== Task brief ==
Write out the records below once more, exactly as they stand.

== Available data ==

━━━━━━━━

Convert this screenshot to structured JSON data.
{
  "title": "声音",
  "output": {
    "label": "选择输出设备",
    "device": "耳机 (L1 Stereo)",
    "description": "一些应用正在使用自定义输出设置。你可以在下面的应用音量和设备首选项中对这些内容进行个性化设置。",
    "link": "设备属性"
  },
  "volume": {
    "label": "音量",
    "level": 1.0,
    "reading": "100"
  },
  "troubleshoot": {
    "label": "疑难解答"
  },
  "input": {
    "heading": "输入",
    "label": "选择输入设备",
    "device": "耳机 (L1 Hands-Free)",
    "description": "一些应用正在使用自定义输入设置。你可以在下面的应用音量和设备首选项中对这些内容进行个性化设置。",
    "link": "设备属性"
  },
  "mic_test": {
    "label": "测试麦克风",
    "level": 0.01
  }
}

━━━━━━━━

== Answer box ==
Convert this screenshot to structured JSON data.
{
  "title": "声音",
  "output": {
    "label": "选择输出设备",
    "device": "耳机 (L1 Stereo)",
    "description": "一些应用正在使用自定义输出设置。你可以在下面的应用音量和设备首选项中对这些内容进行个性化设置。",
    "link": "设备属性"
  },
  "volume": {
    "label": "音量",
    "level": 1.0,
    "reading": "100"
  },
  "troubleshoot": {
    "label": "疑难解答"
  },
  "input": {
    "heading": "输入",
    "label": "选择输入设备",
    "device": "耳机 (L1 Hands-Free)",
    "description": "一些应用正在使用自定义输入设置。你可以在下面的应用音量和设备首选项中对这些内容进行个性化设置。",
    "link": "设备属性"
  },
  "mic_test": {
    "label": "测试麦克风",
    "level": 0.01
  }
}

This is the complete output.